There is no reason to think that the situation is any different when the electromagnetic field is quantized. By the correspondence principle, photons have to produce gravitational fields when the conditions are such that the classical theory is a good approximation (coherent states with lots of photons). In the case where the classical theory is invalid, and we really need to talk about photons, the best we can currently do, lacking a real theory of quantum gravity, is semiclassical gravity. Semiclassical gravity works by replacing the stress-energy tensor $T$ in the Einstein field equations with its expectation value $\langle T \rangle$. $\langle T \rangle$ can easily be nonzero.

Imagine an isolated, spherical, and homogeneous spherical body somewhere in outer space and with zero velocity (as seen from a local inertial frame). If we let a parallel bundle (for creating more energy) of a high number of high-energy continuous laser beams (every beam consisting of real photons coherent in space and time; see here) pass this mass on one side, this bundle will, because of the curvature of spacetime around the massive object, change its direction toward the object.

This means that the "outgoing" bundle isn't parallel to the "incoming" one. In other words, the momentum of the bundle (and the photons constituting it) has changed direction. This, in turn, means that the momentum of the massive object has changed also to compensate for the change in momentum of the laser bundle. The only way this massive object can acquire this momentum (the three basic forces are not involved here) is because of a curved spacetime produced by the bundle lasers which consists of real photons.

Without the bundle of photons, the curvature around the mass is spherically symmetric, like Peter A. Schneider wrote rightly in a comment below. The only way for the massive body to acquire momentum is when the curvature of spacetime "surrounding" it is asymmetrical. It's obvious that the laser bundle is responsible for this asymmetry. Which means photons **do** curve spacetime.

**EDIT**
In the answer given below by Ben Crowell (someone who knows what he's talking about) I read:

It would also be extremely problematic if light rays didn't produce gravitational fields, because we have detailed studies confirming that gravitational lensing works as predicted by GR. If the gravitational field of matter affected the momentum of light rays, but not the other way around, then conservation of momentum would be violated. This sort of thing is discussed in section 4.1.1 of Will and is parametrized by γ in the PPN framework. A variety of experiments constrains γ to be equal to the GR value to about 10−4.

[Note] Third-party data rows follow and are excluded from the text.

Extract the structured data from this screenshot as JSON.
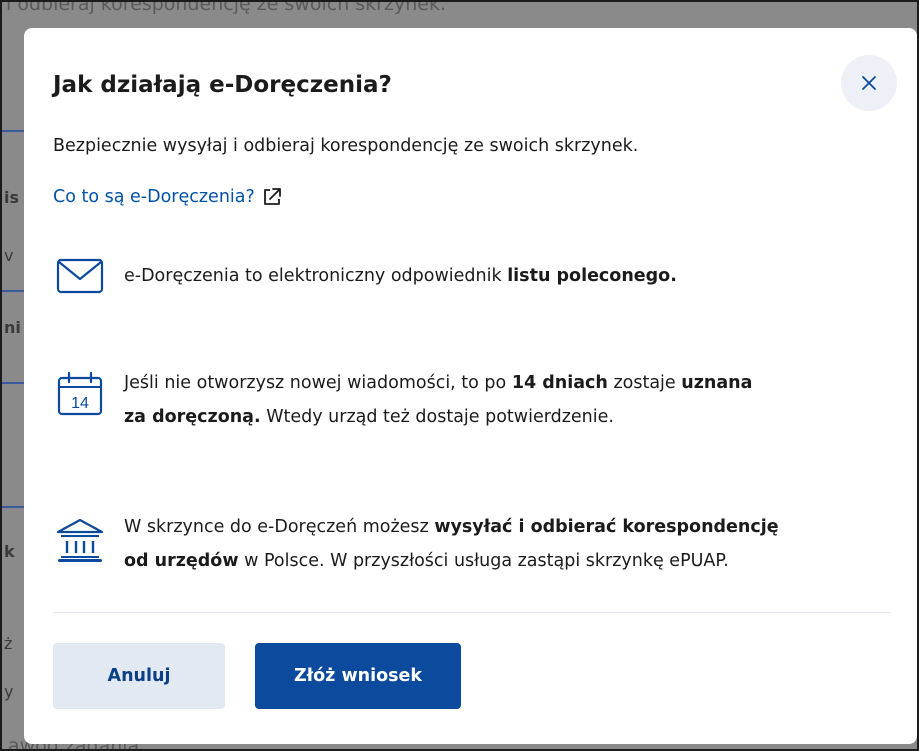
{
  "background": {
    "top_text": "i odbieraj korespondencję ze swoich skrzynek.",
    "bottom_text": "awod zadania",
    "fragments": [
      "is",
      "v",
      "ni",
      "k",
      "ż",
      "y"
    ]
  },
  "dialog": {
    "title": "Jak działają e-Doręczenia?",
    "close_icon": "close-icon",
    "intro": "Bezpiecznie wysyłaj i odbieraj korespondencję ze swoich skrzynek.",
    "link_label": "Co to są e-Doręczenia?",
    "link_icon": "external-link-icon",
    "features": [
      {
        "icon": "envelope-icon",
        "text_before": "e-Doręczenia to elektroniczny odpowiednik ",
        "bold": "listu poleconego."
      },
      {
        "icon": "calendar-icon",
        "calendar_day": "14",
        "line1_before": "Jeśli nie otworzysz nowej wiadomości, to po ",
        "line1_bold1": "14 dniach",
        "line1_mid": " zostaje ",
        "line1_bold2": "uznana",
        "line2_bold": "za doręczoną.",
        "line2_after": " Wtedy urząd też dostaje potwierdzenie."
      },
      {
        "icon": "institution-icon",
        "line1_before": "W skrzynce do e-Doręczeń możesz ",
        "line1_bold": "wysyłać i odbierać korespondencję",
        "line2_bold": "od urzędów",
        "line2_after": " w Polsce. W przyszłości usługa zastąpi skrzynkę ePUAP."
      }
    ],
    "cancel_label": "Anuluj",
    "submit_label": "Złóż wniosek"
  },
  "colors": {
    "accent": "#0b4a9c",
    "link": "#0052a5",
    "secondary_button_bg": "#e2e9f3"
  }
}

Now I don't care too much about someone's reputation and pointing out: "But the famous Mr. X has said..." but in this case, I find it strange that nobody said that his argument is circular (of which I obviously think it's **not**). Off course he gave also a lot of other great information but nevertheless...